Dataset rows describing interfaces
━━━
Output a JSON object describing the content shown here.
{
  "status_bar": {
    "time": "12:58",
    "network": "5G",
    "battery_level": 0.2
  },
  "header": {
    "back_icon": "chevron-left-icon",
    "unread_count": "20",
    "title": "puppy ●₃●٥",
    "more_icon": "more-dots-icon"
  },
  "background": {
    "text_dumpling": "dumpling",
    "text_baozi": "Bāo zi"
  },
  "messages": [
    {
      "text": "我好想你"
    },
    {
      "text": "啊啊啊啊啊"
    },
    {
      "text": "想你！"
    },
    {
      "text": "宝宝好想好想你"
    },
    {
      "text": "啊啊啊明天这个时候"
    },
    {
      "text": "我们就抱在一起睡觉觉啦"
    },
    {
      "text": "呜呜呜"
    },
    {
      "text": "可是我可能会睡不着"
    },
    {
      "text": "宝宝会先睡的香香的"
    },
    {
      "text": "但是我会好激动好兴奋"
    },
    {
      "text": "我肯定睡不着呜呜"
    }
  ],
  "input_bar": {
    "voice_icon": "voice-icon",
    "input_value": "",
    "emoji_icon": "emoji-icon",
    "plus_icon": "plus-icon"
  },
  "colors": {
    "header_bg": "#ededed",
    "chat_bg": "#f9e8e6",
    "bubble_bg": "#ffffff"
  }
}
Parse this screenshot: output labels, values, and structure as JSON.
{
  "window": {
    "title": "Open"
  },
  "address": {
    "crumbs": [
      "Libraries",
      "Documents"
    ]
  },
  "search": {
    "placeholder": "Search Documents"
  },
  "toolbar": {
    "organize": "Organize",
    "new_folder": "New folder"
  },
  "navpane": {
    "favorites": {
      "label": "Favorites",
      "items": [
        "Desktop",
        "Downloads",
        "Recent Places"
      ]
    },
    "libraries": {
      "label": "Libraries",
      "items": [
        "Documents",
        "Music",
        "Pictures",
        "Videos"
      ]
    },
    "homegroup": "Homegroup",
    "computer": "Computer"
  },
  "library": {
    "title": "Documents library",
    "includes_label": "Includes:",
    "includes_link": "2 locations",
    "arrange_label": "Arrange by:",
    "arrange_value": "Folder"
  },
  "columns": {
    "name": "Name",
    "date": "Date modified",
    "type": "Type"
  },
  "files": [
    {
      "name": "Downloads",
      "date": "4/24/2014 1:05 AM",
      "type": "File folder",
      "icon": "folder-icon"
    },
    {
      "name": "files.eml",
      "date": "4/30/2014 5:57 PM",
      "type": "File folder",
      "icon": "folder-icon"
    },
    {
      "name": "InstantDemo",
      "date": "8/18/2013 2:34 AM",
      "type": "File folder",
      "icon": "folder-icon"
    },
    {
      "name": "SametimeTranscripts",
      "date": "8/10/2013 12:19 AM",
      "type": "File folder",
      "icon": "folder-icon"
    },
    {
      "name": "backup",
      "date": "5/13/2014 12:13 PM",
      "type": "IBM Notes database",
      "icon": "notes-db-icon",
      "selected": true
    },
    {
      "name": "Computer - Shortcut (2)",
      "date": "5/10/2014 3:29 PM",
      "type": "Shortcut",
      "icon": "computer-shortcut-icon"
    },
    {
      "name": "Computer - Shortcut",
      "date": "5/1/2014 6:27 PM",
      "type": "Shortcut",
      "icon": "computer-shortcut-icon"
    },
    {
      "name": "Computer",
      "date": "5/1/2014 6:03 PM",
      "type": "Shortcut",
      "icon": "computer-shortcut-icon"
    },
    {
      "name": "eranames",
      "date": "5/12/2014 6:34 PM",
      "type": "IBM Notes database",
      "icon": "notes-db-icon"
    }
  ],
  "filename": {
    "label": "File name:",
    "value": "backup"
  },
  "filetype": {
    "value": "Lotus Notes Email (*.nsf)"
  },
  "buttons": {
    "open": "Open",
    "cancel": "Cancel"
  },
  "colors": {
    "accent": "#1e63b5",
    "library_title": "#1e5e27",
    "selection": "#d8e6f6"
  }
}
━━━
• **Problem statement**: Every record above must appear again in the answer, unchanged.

• **Answer area**:
Output a JSON object describing the content shown here.
{
  "status_bar": {
    "time": "12:58",
    "network": "5G",
    "battery_level": 0.2
  },
  "header": {
    "back_icon": "chevron-left-icon",
    "unread_count": "20",
    "title": "puppy ●₃●٥",
    "more_icon": "more-dots-icon"
  },
  "background": {
    "text_dumpling": "dumpling",
    "text_baozi": "Bāo zi"
  },
  "messages": [
    {
      "text": "我好想你"
    },
    {
      "text": "啊啊啊啊啊"
    },
    {
      "text": "想你！"
    },
    {
      "text": "宝宝好想好想你"
    },
    {
      "text": "啊啊啊明天这个时候"
    },
    {
      "text": "我们就抱在一起睡觉觉啦"
    },
    {
      "text": "呜呜呜"
    },
    {
      "text": "可是我可能会睡不着"
    },
    {
      "text": "宝宝会先睡的香香的"
    },
    {
      "text": "但是我会好激动好兴奋"
    },
    {
      "text": "我肯定睡不着呜呜"
    }
  ],
  "input_bar": {
    "voice_icon": "voice-icon",
    "input_value": "",
    "emoji_icon": "emoji-icon",
    "plus_icon": "plus-icon"
  },
  "colors": {
    "header_bg": "#ededed",
    "chat_bg": "#f9e8e6",
    "bubble_bg": "#ffffff"
  }
}
Parse this screenshot: output labels, values, and structure as JSON.
{
  "window": {
    "title": "Open"
  },
  "address": {
    "crumbs": [
      "Libraries",
      "Documents"
    ]
  },
  "search": {
    "placeholder": "Search Documents"
  },
  "toolbar": {
    "organize": "Organize",
    "new_folder": "New folder"
  },
  "navpane": {
    "favorites": {
      "label": "Favorites",
      "items": [
        "Desktop",
        "Downloads",
        "Recent Places"
      ]
    },
    "libraries": {
      "label": "Libraries",
      "items": [
        "Documents",
        "Music",
        "Pictures",
        "Videos"
      ]
    },
    "homegroup": "Homegroup",
    "computer": "Computer"
  },
  "library": {
    "title": "Documents library",
    "includes_label": "Includes:",
    "includes_link": "2 locations",
    "arrange_label": "Arrange by:",
    "arrange_value": "Folder"
  },
  "columns": {
    "name": "Name",
    "date": "Date modified",
    "type": "Type"
  },
  "files": [
    {
      "name": "Downloads",
      "date": "4/24/2014 1:05 AM",
      "type": "File folder",
      "icon": "folder-icon"
    },
    {
      "name": "files.eml",
      "date": "4/30/2014 5:57 PM",
      "type": "File folder",
      "icon": "folder-icon"
    },
    {
      "name": "InstantDemo",
      "date": "8/18/2013 2:34 AM",
      "type": "File folder",
      "icon": "folder-icon"
    },
    {
      "name": "SametimeTranscripts",
      "date": "8/10/2013 12:19 AM",
      "type": "File folder",
      "icon": "folder-icon"
    },
    {
      "name": "backup",
      "date": "5/13/2014 12:13 PM",
      "type": "IBM Notes database",
      "icon": "notes-db-icon",
      "selected": true
    },
    {
      "name": "Computer - Shortcut (2)",
      "date": "5/10/2014 3:29 PM",
      "type": "Shortcut",
      "icon": "computer-shortcut-icon"
    },
    {
      "name": "Computer - Shortcut",
      "date": "5/1/2014 6:27 PM",
      "type": "Shortcut",
      "icon": "computer-shortcut-icon"
    },
    {
      "name": "Computer",
      "date": "5/1/2014 6:03 PM",
      "type": "Shortcut",
      "icon": "computer-shortcut-icon"
    },
    {
      "name": "eranames",
      "date": "5/12/2014 6:34 PM",
      "type": "IBM Notes database",
      "icon": "notes-db-icon"
    }
  ],
  "filename": {
    "label": "File name:",
    "value": "backup"
  },
  "filetype": {
    "value": "Lotus Notes Email (*.nsf)"
  },
  "buttons": {
    "open": "Open",
    "cancel": "Cancel"
  },
  "colors": {
    "accent": "#1e63b5",
    "library_title": "#1e5e27",
    "selection": "#d8e6f6"
  }
}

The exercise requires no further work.